══ Exercise data ══
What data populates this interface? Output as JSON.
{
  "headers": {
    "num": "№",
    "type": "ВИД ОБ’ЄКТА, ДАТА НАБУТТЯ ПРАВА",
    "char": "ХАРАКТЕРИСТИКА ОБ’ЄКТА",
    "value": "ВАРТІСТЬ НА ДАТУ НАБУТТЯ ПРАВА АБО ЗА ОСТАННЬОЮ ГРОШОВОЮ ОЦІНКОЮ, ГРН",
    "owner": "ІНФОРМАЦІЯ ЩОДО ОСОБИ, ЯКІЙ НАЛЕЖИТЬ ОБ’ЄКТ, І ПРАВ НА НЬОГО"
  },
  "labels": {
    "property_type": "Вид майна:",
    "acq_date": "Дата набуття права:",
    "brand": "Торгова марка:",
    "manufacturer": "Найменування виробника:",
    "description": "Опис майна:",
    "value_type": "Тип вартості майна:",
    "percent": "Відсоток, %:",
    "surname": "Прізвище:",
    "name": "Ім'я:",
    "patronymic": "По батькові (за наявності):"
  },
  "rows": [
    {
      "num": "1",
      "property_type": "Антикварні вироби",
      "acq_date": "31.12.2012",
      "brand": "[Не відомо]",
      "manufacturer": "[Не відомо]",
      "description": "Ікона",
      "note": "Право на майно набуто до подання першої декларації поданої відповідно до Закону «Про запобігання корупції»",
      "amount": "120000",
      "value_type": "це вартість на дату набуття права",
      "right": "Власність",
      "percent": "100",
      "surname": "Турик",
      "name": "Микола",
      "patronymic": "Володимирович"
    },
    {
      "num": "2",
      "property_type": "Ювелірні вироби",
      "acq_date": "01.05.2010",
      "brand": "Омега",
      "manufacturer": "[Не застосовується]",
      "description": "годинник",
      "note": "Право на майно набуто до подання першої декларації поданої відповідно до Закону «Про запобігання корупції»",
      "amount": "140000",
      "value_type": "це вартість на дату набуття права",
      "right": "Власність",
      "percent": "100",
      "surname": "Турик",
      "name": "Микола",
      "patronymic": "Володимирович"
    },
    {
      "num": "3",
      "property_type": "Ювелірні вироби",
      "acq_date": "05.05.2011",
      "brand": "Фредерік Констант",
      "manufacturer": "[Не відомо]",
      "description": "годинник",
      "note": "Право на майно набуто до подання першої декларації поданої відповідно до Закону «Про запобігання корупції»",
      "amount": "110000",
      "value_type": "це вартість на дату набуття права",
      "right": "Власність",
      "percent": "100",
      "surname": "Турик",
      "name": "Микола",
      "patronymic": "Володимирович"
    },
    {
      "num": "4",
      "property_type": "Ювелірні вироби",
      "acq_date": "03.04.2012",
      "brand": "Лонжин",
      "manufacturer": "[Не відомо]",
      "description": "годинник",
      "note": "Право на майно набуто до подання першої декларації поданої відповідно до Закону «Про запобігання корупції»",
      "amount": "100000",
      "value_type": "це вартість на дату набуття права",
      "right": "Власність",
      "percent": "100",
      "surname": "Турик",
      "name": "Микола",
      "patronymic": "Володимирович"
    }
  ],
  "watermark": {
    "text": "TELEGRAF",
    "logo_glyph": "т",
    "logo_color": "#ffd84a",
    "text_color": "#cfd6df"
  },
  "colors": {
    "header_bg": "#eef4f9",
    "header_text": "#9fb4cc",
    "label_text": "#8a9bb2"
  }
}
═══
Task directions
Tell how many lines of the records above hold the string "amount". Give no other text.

Answer below
4